Setting up a FreeBSD time server

It is a very simple process, however it does take a bit of patience. The NTP standard is quite complex and large, so I know I only scratched the surface.

If you’re going to be syncing more than a handful of machines with a time server, it is recommended to setup your own time server to act as a relay. You really want this be a minimum of a “stratum 2″ server. The stratum number corresponds to how authoritative the server is. Stratum 0 is an actual time keeping device (IE: Cesium clock). More here: Clock Strata

Now, to selecting a stratum 1 server for your time server to sync from. Try to choose at least 4 servers that are geographically near you (at least in the same timezone).
List 1: NIST Servers
List 2: USNO Servers


server prefer iburst
server iburst
server iburst
server iburst

# Default restrict EVERYONE
restrict default kod nomodify notrap nopeer noquery
restrict -6 default kod nomodify notrap nopeer noquery

# Allow localhost to do anything
restrict -6 ::1

# Allow my authorized networks
restrict mask nomodify notrap nopeer

Your primary server you delineate with a “prefer”. The “iburst” means, to send 8 packets in burst in order to get a response ASAP.
Unless you plan on running a public stratum 2 server, default restrict the server and add rules for access.

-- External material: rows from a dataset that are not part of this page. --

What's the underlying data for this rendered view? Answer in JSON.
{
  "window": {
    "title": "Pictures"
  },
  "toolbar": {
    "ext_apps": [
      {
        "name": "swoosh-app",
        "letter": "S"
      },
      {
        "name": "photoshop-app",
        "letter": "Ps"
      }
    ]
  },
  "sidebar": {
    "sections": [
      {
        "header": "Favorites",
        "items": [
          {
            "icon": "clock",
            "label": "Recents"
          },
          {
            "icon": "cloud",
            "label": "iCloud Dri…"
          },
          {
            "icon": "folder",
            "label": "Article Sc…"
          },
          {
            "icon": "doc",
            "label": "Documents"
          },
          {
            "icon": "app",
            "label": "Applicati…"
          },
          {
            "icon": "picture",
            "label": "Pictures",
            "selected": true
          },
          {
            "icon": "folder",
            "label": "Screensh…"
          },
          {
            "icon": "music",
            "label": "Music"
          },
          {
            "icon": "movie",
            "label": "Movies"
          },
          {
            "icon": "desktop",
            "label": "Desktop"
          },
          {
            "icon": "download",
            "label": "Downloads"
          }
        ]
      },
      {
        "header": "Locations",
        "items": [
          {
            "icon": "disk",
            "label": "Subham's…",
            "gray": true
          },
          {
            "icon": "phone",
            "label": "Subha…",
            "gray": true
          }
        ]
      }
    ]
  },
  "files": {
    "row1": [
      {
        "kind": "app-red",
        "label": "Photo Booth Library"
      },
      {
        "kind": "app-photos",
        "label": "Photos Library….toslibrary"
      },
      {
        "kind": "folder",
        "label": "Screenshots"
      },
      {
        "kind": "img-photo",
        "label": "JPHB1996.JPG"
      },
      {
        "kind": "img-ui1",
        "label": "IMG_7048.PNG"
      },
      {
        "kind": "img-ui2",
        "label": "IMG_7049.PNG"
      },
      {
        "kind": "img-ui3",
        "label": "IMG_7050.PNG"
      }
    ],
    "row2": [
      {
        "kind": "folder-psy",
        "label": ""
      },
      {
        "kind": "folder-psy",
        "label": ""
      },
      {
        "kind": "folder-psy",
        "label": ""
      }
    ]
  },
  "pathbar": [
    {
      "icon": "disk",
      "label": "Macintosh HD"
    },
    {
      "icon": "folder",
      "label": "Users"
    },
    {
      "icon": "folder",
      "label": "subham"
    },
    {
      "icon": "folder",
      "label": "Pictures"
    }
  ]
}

We definitely want to at least allow localhost full access and my authorized network query access.

Next up is enabling the service by adding these lines to /etc/rc.conf


Finally, start the service:

/etc/rc.d/ntpd start

Now, is when patience comes in to play. NTP is a very cautious standard. It will report its stratum to 16 (the worst possible) until it’s sure that its in sync. This can take a few minutes to few hours.

To check on the status of your server:

ntpq -pn localhost

You’re waiting for “st” to drop to 1 (since those should be stratum 1 servers)

To test from a client machine use

ntpdate -qd

This will spit out a bunch of debug statements; you’re interested in the stated stratum which will be 2 when your ntpd is sure of itself.